(Items from a dataset)
'''

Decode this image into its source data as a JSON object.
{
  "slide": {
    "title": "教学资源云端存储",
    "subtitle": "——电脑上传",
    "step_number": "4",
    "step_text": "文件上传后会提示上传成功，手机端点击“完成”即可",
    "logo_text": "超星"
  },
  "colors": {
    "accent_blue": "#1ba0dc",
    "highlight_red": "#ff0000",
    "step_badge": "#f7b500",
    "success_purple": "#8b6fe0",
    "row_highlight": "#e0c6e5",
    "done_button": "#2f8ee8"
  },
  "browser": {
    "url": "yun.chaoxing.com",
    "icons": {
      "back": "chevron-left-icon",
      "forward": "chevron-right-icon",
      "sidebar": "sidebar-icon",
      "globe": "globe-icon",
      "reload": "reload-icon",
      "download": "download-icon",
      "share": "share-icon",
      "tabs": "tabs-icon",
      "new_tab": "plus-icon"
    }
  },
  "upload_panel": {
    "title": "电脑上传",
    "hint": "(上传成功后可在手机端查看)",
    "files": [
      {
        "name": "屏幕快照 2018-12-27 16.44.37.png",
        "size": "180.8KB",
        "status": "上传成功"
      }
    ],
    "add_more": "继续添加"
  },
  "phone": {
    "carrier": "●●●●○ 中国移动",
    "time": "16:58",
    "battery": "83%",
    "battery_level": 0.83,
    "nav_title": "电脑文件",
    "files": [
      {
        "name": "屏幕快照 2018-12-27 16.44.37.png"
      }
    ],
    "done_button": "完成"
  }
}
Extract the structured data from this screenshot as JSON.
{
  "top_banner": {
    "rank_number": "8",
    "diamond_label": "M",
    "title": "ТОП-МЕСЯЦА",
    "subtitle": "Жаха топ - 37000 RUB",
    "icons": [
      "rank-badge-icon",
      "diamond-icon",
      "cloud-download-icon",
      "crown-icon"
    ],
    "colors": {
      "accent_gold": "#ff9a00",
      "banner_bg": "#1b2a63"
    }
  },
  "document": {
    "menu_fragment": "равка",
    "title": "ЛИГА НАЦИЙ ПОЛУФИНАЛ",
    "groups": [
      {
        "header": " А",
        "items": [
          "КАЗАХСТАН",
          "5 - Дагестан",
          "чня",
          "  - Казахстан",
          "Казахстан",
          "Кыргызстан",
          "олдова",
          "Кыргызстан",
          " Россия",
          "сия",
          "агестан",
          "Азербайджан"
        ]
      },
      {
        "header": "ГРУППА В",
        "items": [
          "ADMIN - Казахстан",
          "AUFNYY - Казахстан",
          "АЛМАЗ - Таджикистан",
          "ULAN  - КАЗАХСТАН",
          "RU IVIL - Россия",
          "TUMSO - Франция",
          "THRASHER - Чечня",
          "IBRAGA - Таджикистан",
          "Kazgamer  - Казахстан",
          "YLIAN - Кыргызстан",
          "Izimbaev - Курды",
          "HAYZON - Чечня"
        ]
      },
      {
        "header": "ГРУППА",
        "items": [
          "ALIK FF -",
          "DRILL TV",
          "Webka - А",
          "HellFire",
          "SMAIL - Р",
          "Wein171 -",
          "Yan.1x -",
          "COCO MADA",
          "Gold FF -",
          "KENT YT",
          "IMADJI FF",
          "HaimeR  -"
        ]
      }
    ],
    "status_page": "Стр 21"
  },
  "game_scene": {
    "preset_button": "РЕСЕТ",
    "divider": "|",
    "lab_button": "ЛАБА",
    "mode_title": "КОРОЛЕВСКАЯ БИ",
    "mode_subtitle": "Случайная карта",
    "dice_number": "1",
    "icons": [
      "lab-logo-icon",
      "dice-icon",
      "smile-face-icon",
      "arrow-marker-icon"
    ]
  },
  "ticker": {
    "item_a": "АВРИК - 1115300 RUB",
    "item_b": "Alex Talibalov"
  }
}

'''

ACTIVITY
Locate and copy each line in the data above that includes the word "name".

SOLUTION FOR THIS PROBLEM
        "name": "屏幕快照 2018-12-27 16.44.37.png",
        "name": "屏幕快照 2018-12-27 16.44.37.png"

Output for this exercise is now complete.